In 1951, his third season in the bigs he went 18-10 for a 70 win A's club and he backed that up in '52 with a superb season. He was 24-7 for the A's who won 79 games total. He posted an ERA of 2.48 and a WHIP of 1.048, best in the league. For his efforts the 5'6" side-armer was named AL MVP. Not an easy thing to do in those days of sluggers and stars. 

Shantz never approached those numbers again in the remainder of his career but he finished with eight Gold Gloves for his fielding prowess (he'd have won more perhaps had they been awarded prior to 1957. He moved to a relievers role in 1958. He was a three time All Star and picked up a World Series ring and two more AL titles while with the Yankees in the late 50's and 1960.

Shantz' brother Billy, a catcher, teamed with him with the A's in both Philly and Kansas City and briefly with the Yanks in 1960. I believe Bobby still does card shows.

Tuesday, March 6, 2012

#223 St. Louis Cardinals

The 1959 Cardinals were a 7th place entry in the N.L. that year. Stan Musial hit only .255 with 44 RBIs. Ken Boyer led them with 28 dingers and drove in 94. Larry Jackson and Lindy McDaniel each won 14 for the Redbirds. 

Looks like the kid who had this checklist back in the day was able to complete the 4th Series. He gave it the big blue crayon check-mark. My detective instincts tell me Billy Hoeft was the last card he needed since it wasn't filled in. I can see the kid with this checklist on the kitchen table opening packs his Dad brought home after work at the little store right near the bus stop. As soon as the kid saw the Hoeft card... swoosh, done with this series!!!

I doubt he cared that it's off-center any more then than I do now.

Sunday, March 4, 2012

#71 Don Bessent

If the name Don Bessent doesn't ring a bell, you're not alone. I thought I knew a bit about the 'Boys of Summer' era Dodgers but I can't place this guy. And I feel guilty because every thing I read says he was a pretty fair reliever during his career for the Dodgers in Brooklyn, particularly in the Bums' World Series season of 1955 and 1956.

The numbers show Bessent (his actual first name is 'Fred' btw... note his card-front sig) pitched well in both of those Series', getting a ring in '55 and a win in '56. He was less effective in his next two seasons and ended up pitching in the Dodgers, Indians and Orioles systems until he left the game in 1962. By the time this card was issued he had made his last pitch in the majors. 

Bessent went on to become a State Representative in his native Florida after retirement. He died of alcohol poisoning at the age of 59 while parked outside a Jacksonville fast food spot. That fact, and his nickname (The Weasel), deserve some further homework. 

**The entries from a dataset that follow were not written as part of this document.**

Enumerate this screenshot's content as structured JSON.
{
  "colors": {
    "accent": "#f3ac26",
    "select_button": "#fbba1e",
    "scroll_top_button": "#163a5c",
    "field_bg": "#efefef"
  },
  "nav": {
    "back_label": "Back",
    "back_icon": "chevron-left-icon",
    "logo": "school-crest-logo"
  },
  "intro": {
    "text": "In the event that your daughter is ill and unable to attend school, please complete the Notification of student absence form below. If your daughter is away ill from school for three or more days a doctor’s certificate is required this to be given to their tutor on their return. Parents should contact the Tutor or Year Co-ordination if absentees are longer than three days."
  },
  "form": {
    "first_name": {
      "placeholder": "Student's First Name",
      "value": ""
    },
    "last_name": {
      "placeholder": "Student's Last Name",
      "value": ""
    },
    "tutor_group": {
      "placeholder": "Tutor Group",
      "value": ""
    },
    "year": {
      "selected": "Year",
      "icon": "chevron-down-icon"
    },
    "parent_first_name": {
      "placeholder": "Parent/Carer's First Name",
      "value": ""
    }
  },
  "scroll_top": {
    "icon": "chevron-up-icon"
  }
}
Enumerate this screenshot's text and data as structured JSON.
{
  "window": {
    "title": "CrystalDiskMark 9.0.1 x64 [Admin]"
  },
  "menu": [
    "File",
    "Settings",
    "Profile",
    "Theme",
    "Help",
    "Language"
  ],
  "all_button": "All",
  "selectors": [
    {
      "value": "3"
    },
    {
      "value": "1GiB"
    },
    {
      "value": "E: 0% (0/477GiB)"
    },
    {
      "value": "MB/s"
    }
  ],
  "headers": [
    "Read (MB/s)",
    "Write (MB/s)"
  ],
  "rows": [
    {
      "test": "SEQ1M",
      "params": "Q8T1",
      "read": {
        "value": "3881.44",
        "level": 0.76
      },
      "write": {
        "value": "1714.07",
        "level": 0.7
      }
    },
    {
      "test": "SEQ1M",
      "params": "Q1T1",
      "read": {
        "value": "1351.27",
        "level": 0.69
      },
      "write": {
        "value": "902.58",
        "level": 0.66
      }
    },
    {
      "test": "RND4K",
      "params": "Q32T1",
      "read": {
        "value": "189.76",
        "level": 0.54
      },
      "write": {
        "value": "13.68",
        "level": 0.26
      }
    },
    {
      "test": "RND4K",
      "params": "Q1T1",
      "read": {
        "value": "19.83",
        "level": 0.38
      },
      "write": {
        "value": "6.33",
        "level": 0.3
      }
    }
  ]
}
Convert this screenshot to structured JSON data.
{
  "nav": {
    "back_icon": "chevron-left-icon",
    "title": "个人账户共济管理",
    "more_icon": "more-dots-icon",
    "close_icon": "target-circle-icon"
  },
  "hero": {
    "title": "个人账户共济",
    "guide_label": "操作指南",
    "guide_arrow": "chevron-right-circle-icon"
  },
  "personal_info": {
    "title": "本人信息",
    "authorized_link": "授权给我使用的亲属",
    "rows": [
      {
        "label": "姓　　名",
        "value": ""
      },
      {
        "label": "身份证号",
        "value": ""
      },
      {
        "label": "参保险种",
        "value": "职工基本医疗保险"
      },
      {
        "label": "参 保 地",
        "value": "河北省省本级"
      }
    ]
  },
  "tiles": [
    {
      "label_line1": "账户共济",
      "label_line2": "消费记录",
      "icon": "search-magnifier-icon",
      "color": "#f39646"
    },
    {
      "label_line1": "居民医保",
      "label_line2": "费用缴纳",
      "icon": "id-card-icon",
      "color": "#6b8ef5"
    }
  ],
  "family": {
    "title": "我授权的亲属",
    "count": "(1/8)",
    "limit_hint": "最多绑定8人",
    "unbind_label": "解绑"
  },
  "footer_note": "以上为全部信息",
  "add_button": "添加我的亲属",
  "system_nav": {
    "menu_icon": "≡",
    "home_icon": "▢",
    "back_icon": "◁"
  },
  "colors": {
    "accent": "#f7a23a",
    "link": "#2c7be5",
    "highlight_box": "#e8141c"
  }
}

Any Dodger fans out there? What say you, Night Owl? You know anything about this guy?

Saturday, March 3, 2012

#363 Curt Flood

Editorial note: I'm back after a hiatus that was the result of blog burnout, fantasy football season and scanner problems. I plan to resume posting cards from my 1959 Topps collection on a regular basis but the daily postings are a thing of the past. Putting up a post every day became a problem at times. I will do my best to post several cards each week. The write-ups will vary from detailed to cursory depending on the card and my available time.  -Bob

This off-center, scuffed and blemished copy of Curt Flood's '59 card doesn't do his career justice. Mention his name to a baseball fan my age and most will think of his pioneering stance that challenged and forever changed baseball's established way of doing business. You can read about that aspect of Flood's legacy here at the Baseball Reliquary site in a short but well done article.

After coming up with the Reds in 1956 Flood spent 12 full seasons as an outstanding player for the St. Louis Cardinals ending with a trade to the Phillies in 1970 that sparked his crusade to overturn the reserve clause. Except for a brief tenure with the Senators in 1971 the sport was done with him.

Along the way Flood won 7 Gold Gloves as the Cardinals' centerfielder, made three All Star squads and accumulated MVP votes from '63 thru '68. A career .293 hitter, Flood won World Series rings with the Cards in '64 and '67, coming close again in 1968.

Flood died of throat cancer in 1997.